When pressed, Flannery will call on government to act, too, but his consistent headline message is an appeal to consumers. Thus, when accepting a prize for his book recently, he gave a four-word acceptance speech: "Install a solar panel." Green consumerism such as that advocated by Flannery privatises responsibility for environmental decline, shifting blame from elected governments and industry onto the shoulders of individual citizens [my emphasis - Phil]. The cause of climate change becomes the responsibility of "all of us", which, in effect, means nobody. It is obvious why a government that wants to do nothing finds such an approach appealing: it can pretend to be concerned while protecting powerful business interests.

Flannery's "firm belief" that we can be saved only if consumers take the initiative is one he shares with the ideologues of the right-wing think tanks who argue that environmental problems should be left to the unfettered market.'

Well said!

It looks like this is going to be the trend. As we begin our downward spiral our governments will increasingly refuse to govern, instead blaming easily targetted parts of the populace for our woes. And when the energy crunch starts to hurt, they'll move from blame to punishment1, lashing out blindly as the rug is pulled from beneath their feet.

Welcome to the new fascism.

Postscript, October 25th:

Jonathan Freedland, writing in today's Guardian, makes a similar point:

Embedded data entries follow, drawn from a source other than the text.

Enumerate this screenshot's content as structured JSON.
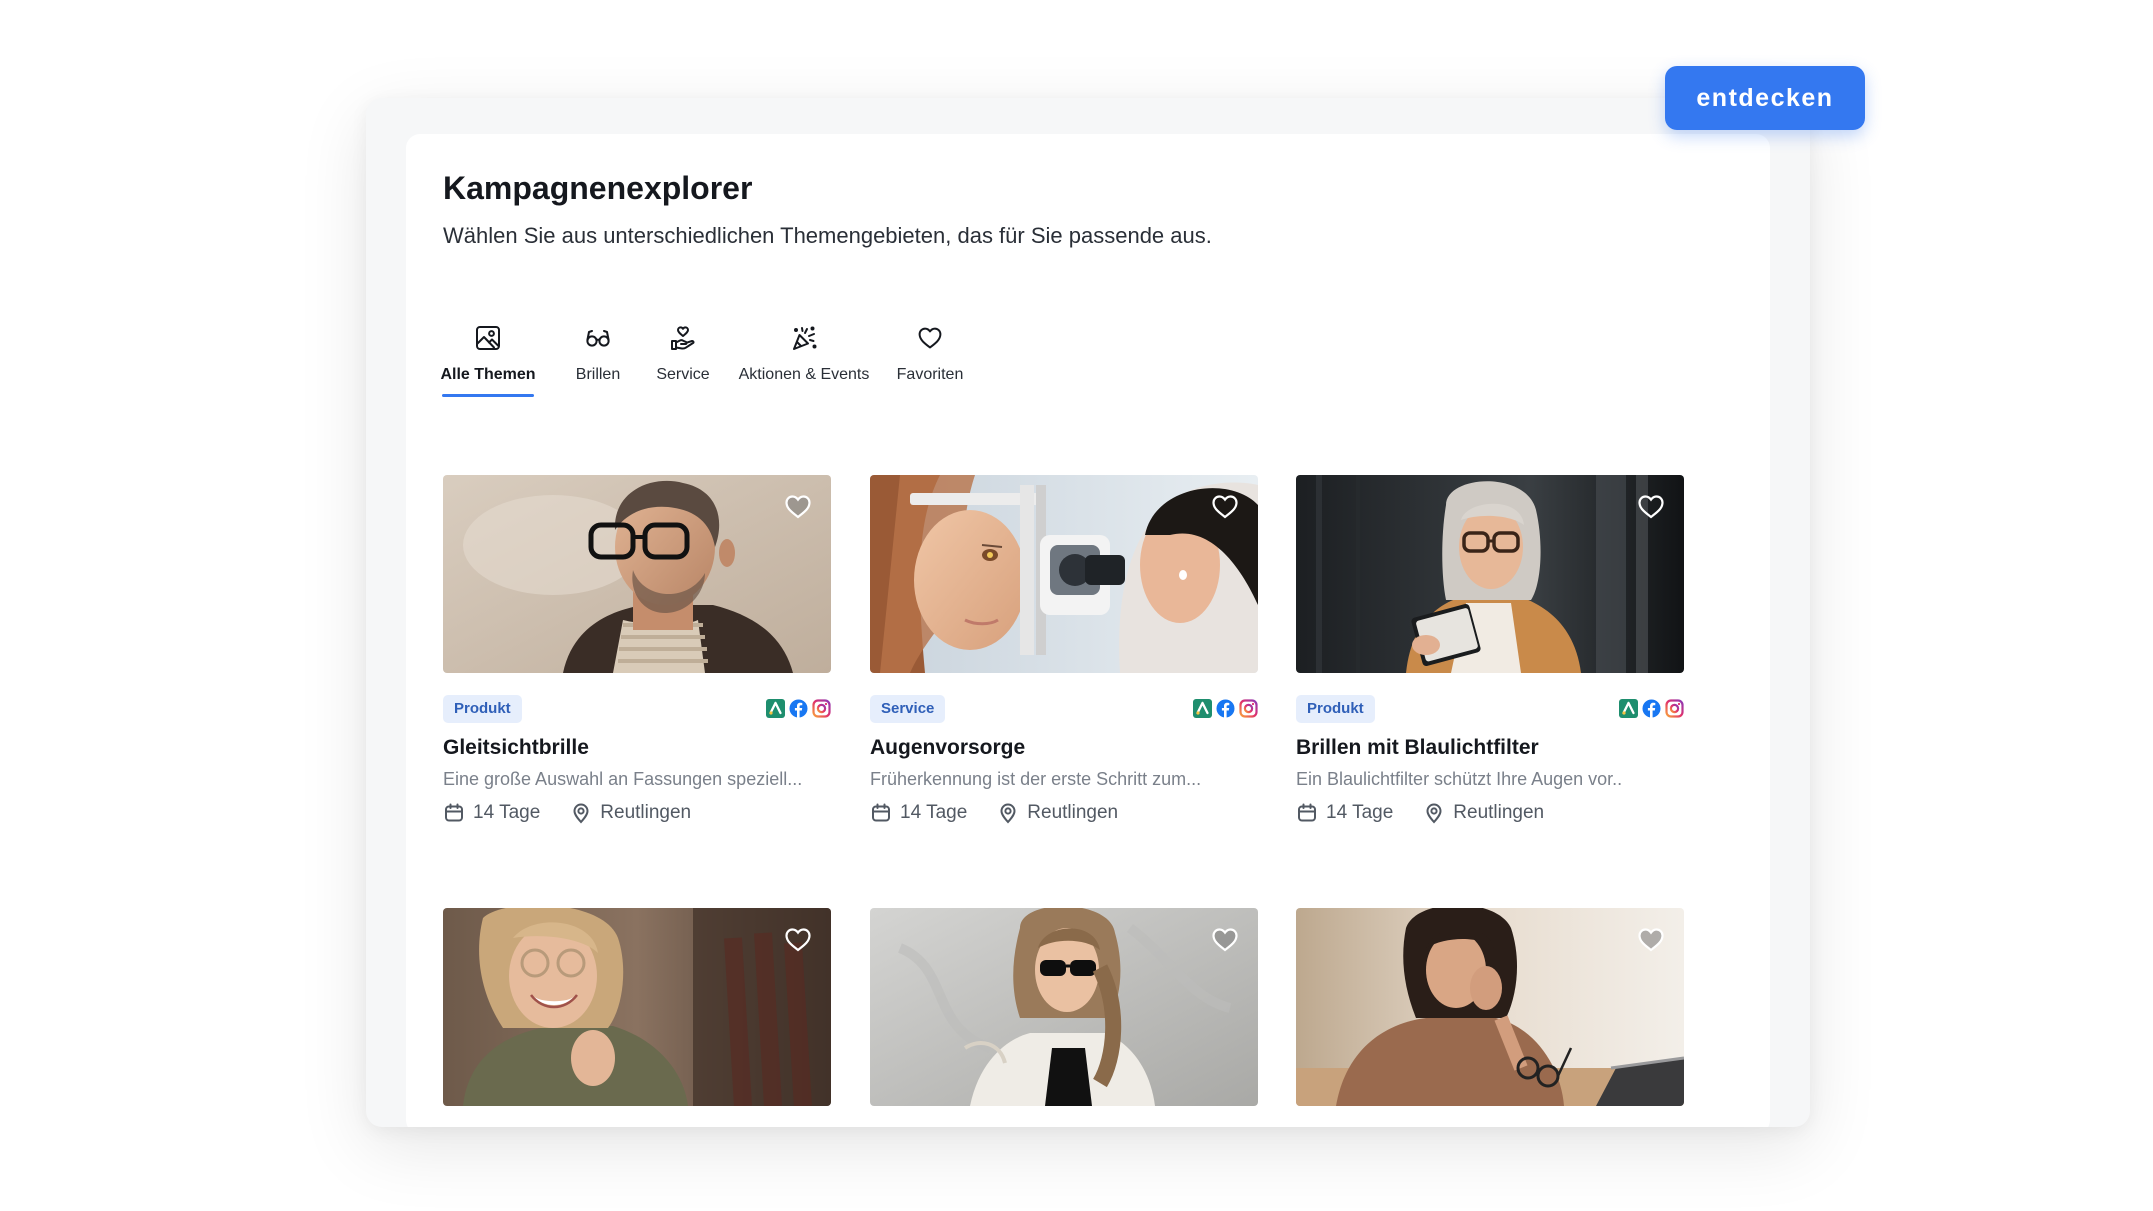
{
  "header": {
    "title": "Kampagnenexplorer",
    "subtitle": "Wählen Sie aus unterschiedlichen Themengebieten, das für Sie passende aus.",
    "discover_label": "entdecken"
  },
  "tabs": [
    {
      "label": "Alle Themen",
      "icon": "image-icon",
      "active": true
    },
    {
      "label": "Brillen",
      "icon": "glasses-icon",
      "active": false
    },
    {
      "label": "Service",
      "icon": "hand-heart-icon",
      "active": false
    },
    {
      "label": "Aktionen & Events",
      "icon": "sparkles-icon",
      "active": false
    },
    {
      "label": "Favoriten",
      "icon": "heart-icon",
      "active": false
    }
  ],
  "cards": [
    {
      "category": "Produkt",
      "title": "Gleitsichtbrille",
      "description": "Eine große Auswahl an Fassungen speziell...",
      "duration": "14 Tage",
      "location": "Reutlingen",
      "favorite_icon": "heart-outline-icon"
    },
    {
      "category": "Service",
      "title": "Augenvorsorge",
      "description": "Früherkennung ist der erste Schritt zum...",
      "duration": "14 Tage",
      "location": "Reutlingen",
      "favorite_icon": "heart-outline-icon"
    },
    {
      "category": "Produkt",
      "title": "Brillen mit Blaulichtfilter",
      "description": "Ein Blaulichtfilter schützt Ihre Augen vor..",
      "duration": "14 Tage",
      "location": "Reutlingen",
      "favorite_icon": "heart-outline-icon"
    },
    {
      "favorite_icon": "heart-outline-icon"
    },
    {
      "favorite_icon": "heart-outline-icon"
    },
    {
      "favorite_icon": "heart-outline-icon"
    }
  ],
  "social_icons": [
    "google-ads-icon",
    "facebook-icon",
    "instagram-icon"
  ],
  "colors": {
    "accent": "#3478f0",
    "badge_background": "#e6eefc",
    "badge_text": "#2f5fb8",
    "facebook": "#1877f2",
    "instagram": "#e1306c",
    "google_ads": "#1e8e6e"
  }
}
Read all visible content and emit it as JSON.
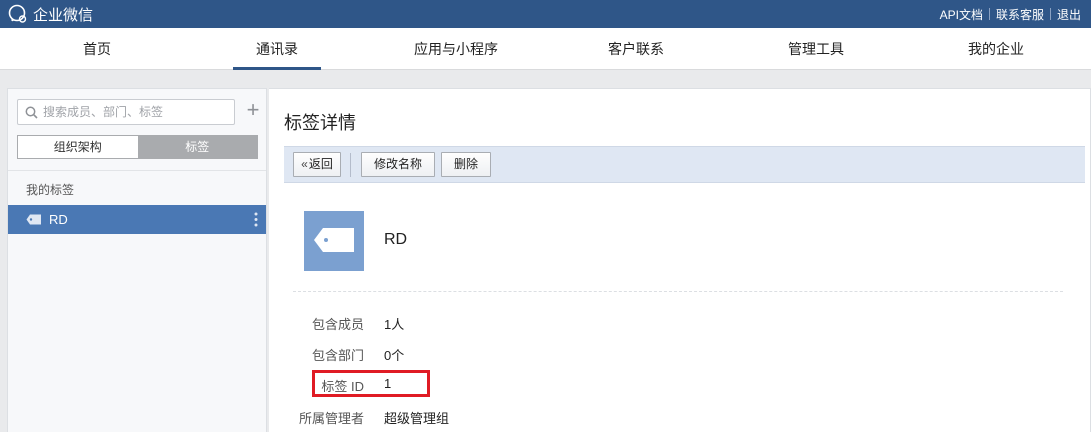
{
  "brand": {
    "name": "企业微信"
  },
  "top_links": [
    "API文档",
    "联系客服",
    "退出"
  ],
  "nav": {
    "items": [
      "首页",
      "通讯录",
      "应用与小程序",
      "客户联系",
      "管理工具",
      "我的企业"
    ],
    "active": "通讯录"
  },
  "sidebar": {
    "search_placeholder": "搜索成员、部门、标签",
    "add_label": "+",
    "tabs": [
      "组织架构",
      "标签"
    ],
    "active_tab": "标签",
    "section_title": "我的标签",
    "tags": [
      {
        "label": "RD",
        "selected": true
      }
    ]
  },
  "detail": {
    "title": "标签详情",
    "toolbar": {
      "back": "返回",
      "rename": "修改名称",
      "delete": "删除"
    },
    "tag_name": "RD",
    "fields": [
      {
        "label": "包含成员",
        "value": "1人"
      },
      {
        "label": "包含部门",
        "value": "0个"
      },
      {
        "label": "标签 ID",
        "value": "1",
        "highlighted": true
      },
      {
        "label": "所属管理者",
        "value": "超级管理组"
      }
    ]
  },
  "colors": {
    "topbar": "#2f5688",
    "selected_item": "#4a78b4",
    "tag_avatar": "#7ba0d0",
    "toolbar_bg": "#dfe7f3",
    "highlight": "#e01b24"
  }
}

"Climate change is too big a problem to be solved simply by virtuous individuals hopping on a bus instead of taking the car, or disconnecting the tumble dryer, valuable though those moves are. This is one responsibility that can't be saddled solely on activists and consumers. This is a job for government."

1: It looks like this will happen sooner rather than later, with a parliamentary select committee proposing punitive road taxes for gas guzzlers2. It is easier to do that than to legislate for fuel economy, I guess, and it doesn't directly upset big business.

2: Pure lunacy!

Let's do a simple thought experiment. Mr A has a car which does 20MPG, and he drives 40 miles a week in it. Fuel consumed per week = 2 gallons. His neighbour, Mr B, has a lovely new tiny diesel car, which does 60MPG, but he drives 300 miles a week. Fuel consumed = 5 gallons. Who's the waster?

Now, if it's carbon emissions we're trying to stop, tax the emissions, i.e. tax the petrol and diesel fuel. Oh wait....

If we want efficient cars, we have two options. The first is to simply ban the sale of new gas guzzlers. Or we impose a high sales tax on new cars with high fuel consumption. And then let the improved efficiency trickle down as the new cars become second hand cars.

Posted by Phil at 11:36 PM
Edited on: Saturday, February 03, 2007 1:49 PM
Categories: Comment, Environment